Every trader needs to be certain of the duration he expects to hold the trade. Broadly, there are three types of traders.
One, there is the day trader who expects to hold a position for a few hours or minutes. This strategy is known as a day trading.
Then, there is the swing trader who expects to hold a trade for more hours. Finally, there is the long term trader who can hold a position for more than a week.
Why timing matters?
Knowing the duration will help you in a number of ways. One, it will help you allocate the funds in line with the economic data. If there are a few crucial economic data coming up, you should open a trade in such a way that enables you to accommodate huge movements.
Secondly, it will help you set the right lot size. For instance, if you have $10,000 in your account, it would be illogical to open a long-term trade with a lot size of 5. This is because chances are that you will lose all your money within a short period of time.
How much can I afford to lose?
No matter how much analysis you do, when you open a trade, there are chances that your trade will not go as planned. This could be the result of a few things.
For instance, there could be some breaking news which was not anticipated. Also, it could be that you made a mistake during the analysis. Alternatively, maybe you made the wrong assumptions.
To protect your account, you should decide the maximum amount of money you are willing to lose. Many traders put this probability at 5% of the total amount of the account. Once you have made this decision, you should set-up the stop-loss accordingly.
What is the alternative?
You can trade your money in thousands of places. Today, markets are interconnected which means you can buy shares from different countries. In the United States alone, there are more than 3000 listed companies and if we check the NYSE listing we find over 7000 companies.
In the developed and emerging markets, there are thousands of companies. To this, add currencies, commodities, bonds, ETFs, and indices among others that you can buy and/or sell.
Therefore, before you open a trade, ask yourself whether you have clearly exhausted all the available opportunities.
What is my goal for this trade?
Having a goal in trading is very important. When you open a trade, you should have in mind the amount of money you want to make from the trade. You can quantify this monetarily or in form of pips.
Having this goal will prevent you from making bad decisions such as extending your take-profit. For instance, if you aim to make 200 pips in a trade, once that level is reached, you should exit the trade and do something else.
Many times, traders are so excited about winnings that they make the wrong decisions because they are overconfident. They end up losing a significant amount of money.
Am I in the right state of mind?
Finally, always consider your state of mind when you open a trade. Ideally, your emotions will always play an important role when opening and closing your trades.
For example, when you are angry, it might not be possible to open a trade well. Similarly, when you are extremely happy after a winning trade, it might hinder you from opening well-thought trades.
There are many other nuances to represent our emotions, and each of these carries with it some mental traps (such as revenge trading, when we get frustrated with some losses). Not to mention the cognitive biases that may be with us at a given moment.
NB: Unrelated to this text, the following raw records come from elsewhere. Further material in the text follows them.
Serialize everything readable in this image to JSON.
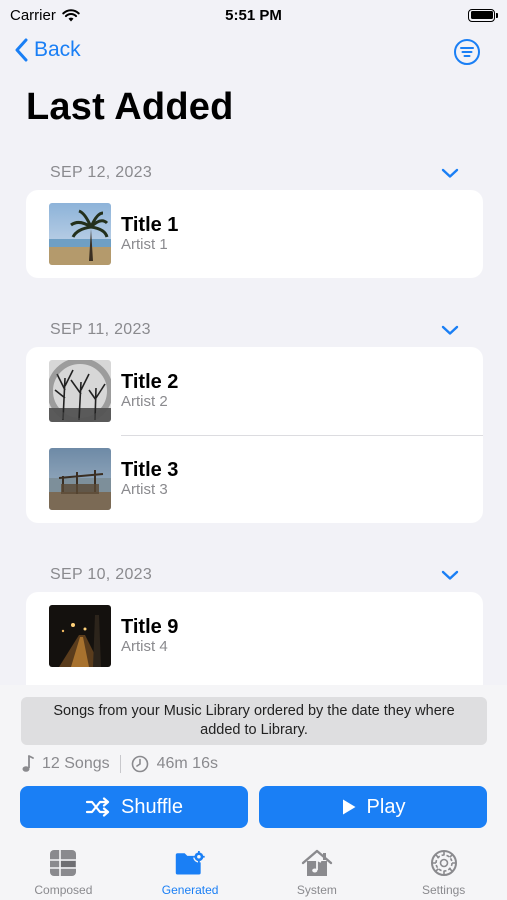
{
  "status_bar": {
    "carrier": "Carrier",
    "time": "5:51 PM"
  },
  "nav": {
    "back_label": "Back"
  },
  "page": {
    "title": "Last Added"
  },
  "sections": [
    {
      "date": "SEP 12, 2023",
      "items": [
        {
          "title": "Title 1",
          "artist": "Artist 1"
        }
      ]
    },
    {
      "date": "SEP 11, 2023",
      "items": [
        {
          "title": "Title 2",
          "artist": "Artist 2"
        },
        {
          "title": "Title 3",
          "artist": "Artist 3"
        }
      ]
    },
    {
      "date": "SEP 10, 2023",
      "items": [
        {
          "title": "Title 9",
          "artist": "Artist 4"
        }
      ]
    }
  ],
  "info": {
    "description": "Songs from your Music Library ordered by the date they where added to Library.",
    "songs_count": "12 Songs",
    "duration": "46m 16s"
  },
  "actions": {
    "shuffle_label": "Shuffle",
    "play_label": "Play"
  },
  "tabs": [
    {
      "label": "Composed",
      "icon": "composed-grid-icon"
    },
    {
      "label": "Generated",
      "icon": "gear-folder-icon"
    },
    {
      "label": "System",
      "icon": "house-music-icon"
    },
    {
      "label": "Settings",
      "icon": "gear-icon"
    }
  ],
  "colors": {
    "accent": "#1a7ff5",
    "background": "#f2f2f7",
    "secondary_text": "#8a8a8e"
  }
}
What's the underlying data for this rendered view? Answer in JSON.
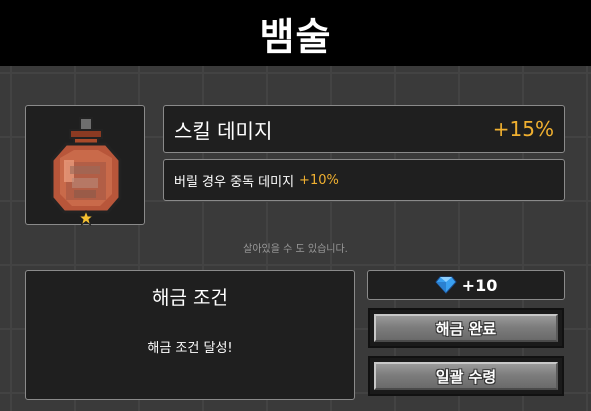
{
  "header": {
    "title": "뱀술"
  },
  "item": {
    "icon": "snake-wine-bottle-icon",
    "badge_icon": "star-icon"
  },
  "skill": {
    "name": "스킬 데미지",
    "value": "+15%",
    "sub_label": "버릴 경우 중독 데미지",
    "sub_value": "+10%"
  },
  "hint": "살아있을 수 도 있습니다.",
  "unlock": {
    "title": "해금 조건",
    "status": "해금 조건 달성!"
  },
  "cost": {
    "icon": "diamond-icon",
    "amount": "+10"
  },
  "buttons": {
    "complete": "해금 완료",
    "collect_all": "일괄 수령"
  },
  "colors": {
    "accent": "#f0b030",
    "topbar": "#000000",
    "panel": "#1f1f1f"
  }
}
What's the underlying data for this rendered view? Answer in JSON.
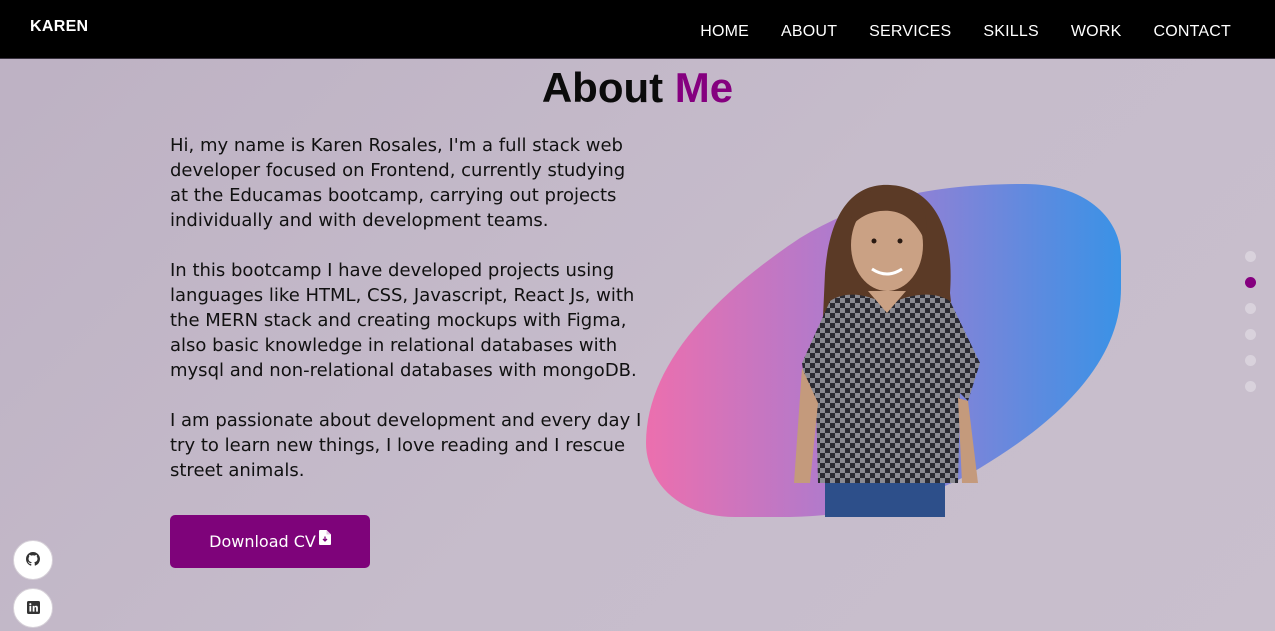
{
  "nav": {
    "brand": "KAREN",
    "links": [
      "HOME",
      "ABOUT",
      "SERVICES",
      "SKILLS",
      "WORK",
      "CONTACT"
    ]
  },
  "about": {
    "title_main": "About",
    "title_accent": "Me",
    "paragraphs": [
      "Hi, my name is Karen Rosales, I'm a full stack web developer focused on Frontend, currently studying at the Educamas bootcamp, carrying out projects individually and with development teams.",
      "In this bootcamp I have developed projects using languages like HTML, CSS, Javascript, React Js, with the MERN stack and creating mockups with Figma, also basic knowledge in relational databases with mysql and non-relational databases with mongoDB.",
      "I am passionate about development and every day I try to learn new things, I love reading and I rescue street animals."
    ],
    "cv_button_label": "Download CV",
    "cv_button_icon": "file-download-icon"
  },
  "section_dots": {
    "count": 6,
    "active_index": 1
  },
  "social": [
    {
      "icon": "github-icon"
    },
    {
      "icon": "linkedin-icon"
    }
  ],
  "colors": {
    "accent": "#85007f",
    "navbar": "#000000",
    "button": "#7e037a",
    "blob_pink": "#ec6fae",
    "blob_blue": "#3a92e6"
  }
}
These are important questions to ask yourself before you open a trade. When you ask them and get a clear answer, there will be a high chances that you will make a good decision.
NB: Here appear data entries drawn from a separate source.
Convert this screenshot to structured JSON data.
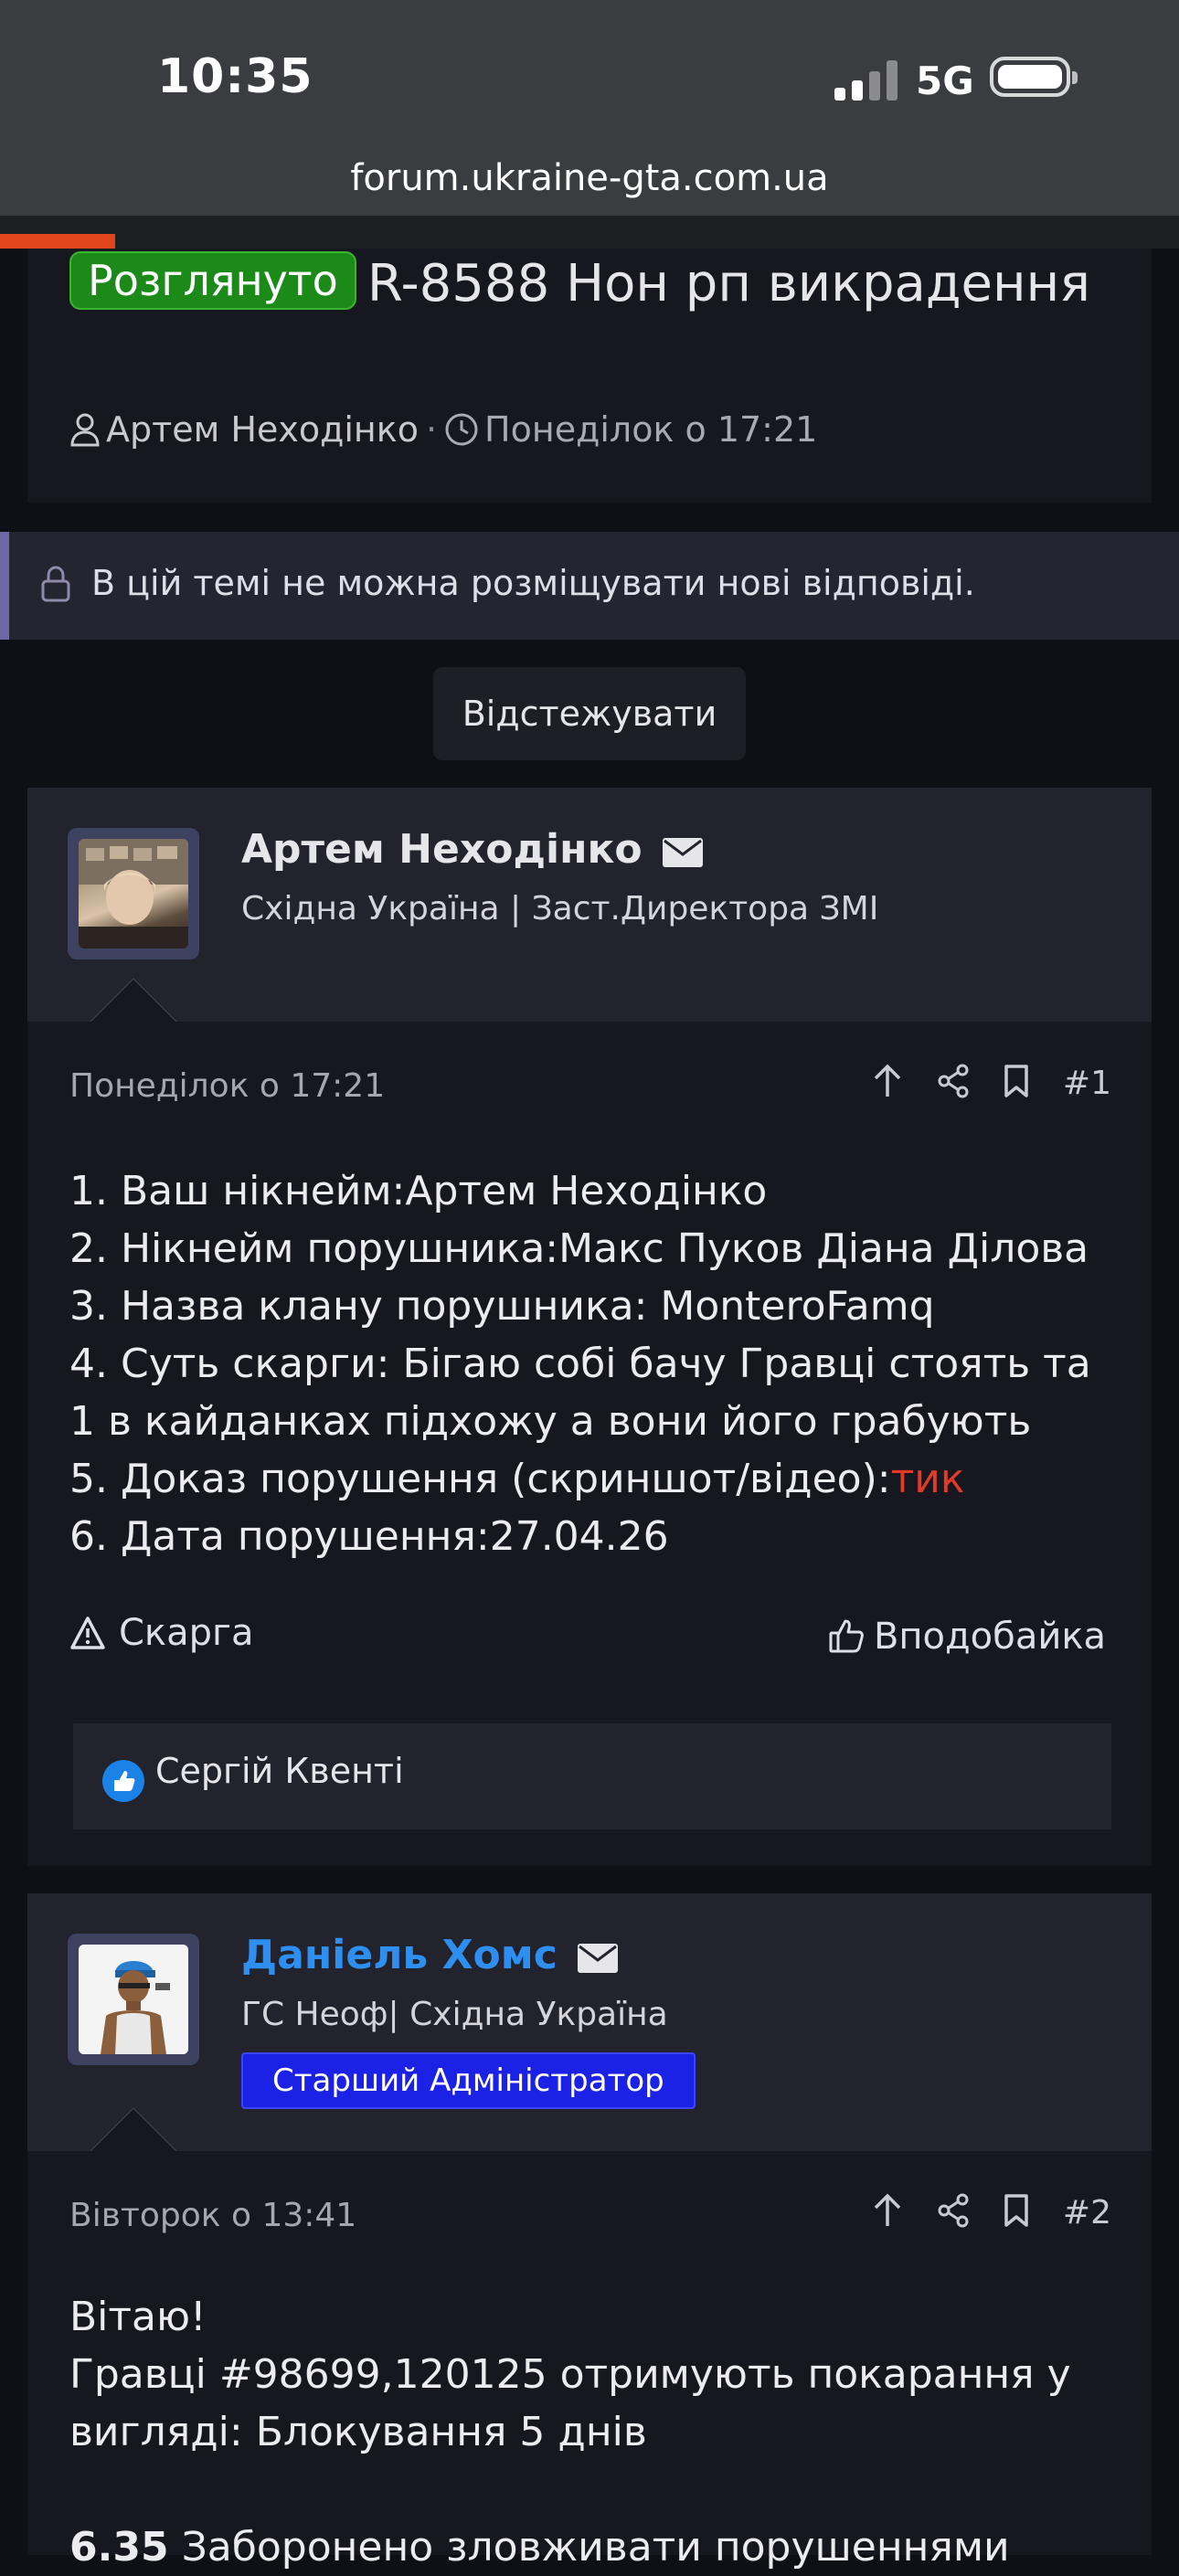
{
  "status_bar": {
    "time": "10:35",
    "network": "5G"
  },
  "browser": {
    "url": "forum.ukraine-gta.com.ua"
  },
  "thread": {
    "status_badge": "Розглянуто",
    "title": "R-8588 Нон рп викрадення",
    "author": "Артем Неходінко",
    "separator": "·",
    "date": "Понеділок о 17:21"
  },
  "locked_notice": "В цій темі не можна розміщувати нові відповіді.",
  "follow_button": "Відстежувати",
  "posts": [
    {
      "username": "Артем Неходінко",
      "user_title": "Східна Україна | Заст.Директора ЗМІ",
      "date": "Понеділок о 17:21",
      "number": "#1",
      "lines": [
        "1. Ваш нікнейм:Артем Неходінко",
        "2. Нікнейм порушника:Макс Пуков Діана Ділова",
        "3. Назва клану порушника: MonteroFamq",
        "4. Суть скарги: Бігаю собі бачу Гравці стоять та 1 в кайданках підхожу а вони його грабують",
        "5. Доказ порушення (скриншот/відео):",
        "6. Дата порушення:27.04.26"
      ],
      "evidence_link": "тик",
      "report_label": "Скарга",
      "like_label": "Вподобайка",
      "reactions": "Сергій Квенті"
    },
    {
      "username": "Даніель Хомс",
      "user_title": "ГС Неоф| Східна Україна",
      "staff_badge": "Старший Адміністратор",
      "date": "Вівторок о 13:41",
      "number": "#2",
      "line1": "Вітаю!",
      "line2": "Гравці #98699,120125 отримують покарання у вигляді: Блокування 5 днів",
      "rule_num": "6.35",
      "rule_text": "Заборонено зловживати порушеннями"
    }
  ],
  "colors": {
    "accent_green": "#1c8a18",
    "staff_name": "#2f8ff0",
    "staff_badge": "#1b22e6",
    "link_red": "#e23a2a",
    "progress": "#e0451c"
  }
}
Other questions to ask is whether you have done a multi-timeframe analysis and whether there are any upcoming events that will impact the trades.
External useful resources
- Before You Place Your Next Trade, Ask Yourself These 10 Questions – Learn to Trade